Assignment: Since the entries below must stay intact, return each one exactly.

Dataset rows for apps and sites
○ ○ ○ ○
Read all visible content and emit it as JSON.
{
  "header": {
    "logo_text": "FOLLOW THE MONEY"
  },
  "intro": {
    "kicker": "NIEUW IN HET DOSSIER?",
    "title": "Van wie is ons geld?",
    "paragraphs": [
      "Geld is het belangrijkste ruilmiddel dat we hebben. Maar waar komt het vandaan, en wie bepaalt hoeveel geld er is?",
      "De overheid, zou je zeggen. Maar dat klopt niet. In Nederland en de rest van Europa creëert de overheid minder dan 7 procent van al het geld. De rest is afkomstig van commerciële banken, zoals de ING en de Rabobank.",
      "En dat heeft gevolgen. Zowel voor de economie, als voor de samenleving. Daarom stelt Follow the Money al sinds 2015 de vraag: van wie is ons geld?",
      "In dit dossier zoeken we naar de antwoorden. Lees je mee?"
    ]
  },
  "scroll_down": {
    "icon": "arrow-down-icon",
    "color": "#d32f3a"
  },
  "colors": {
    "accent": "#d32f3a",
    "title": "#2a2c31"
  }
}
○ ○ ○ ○
Exercise response:
Read all visible content and emit it as JSON.
{
  "header": {
    "logo_text": "FOLLOW THE MONEY"
  },
  "intro": {
    "kicker": "NIEUW IN HET DOSSIER?",
    "title": "Van wie is ons geld?",
    "paragraphs": [
      "Geld is het belangrijkste ruilmiddel dat we hebben. Maar waar komt het vandaan, en wie bepaalt hoeveel geld er is?",
      "De overheid, zou je zeggen. Maar dat klopt niet. In Nederland en de rest van Europa creëert de overheid minder dan 7 procent van al het geld. De rest is afkomstig van commerciële banken, zoals de ING en de Rabobank.",
      "En dat heeft gevolgen. Zowel voor de economie, als voor de samenleving. Daarom stelt Follow the Money al sinds 2015 de vraag: van wie is ons geld?",
      "In dit dossier zoeken we naar de antwoorden. Lees je mee?"
    ]
  },
  "scroll_down": {
    "icon": "arrow-down-icon",
    "color": "#d32f3a"
  },
  "colors": {
    "accent": "#d32f3a",
    "title": "#2a2c31"
  }
}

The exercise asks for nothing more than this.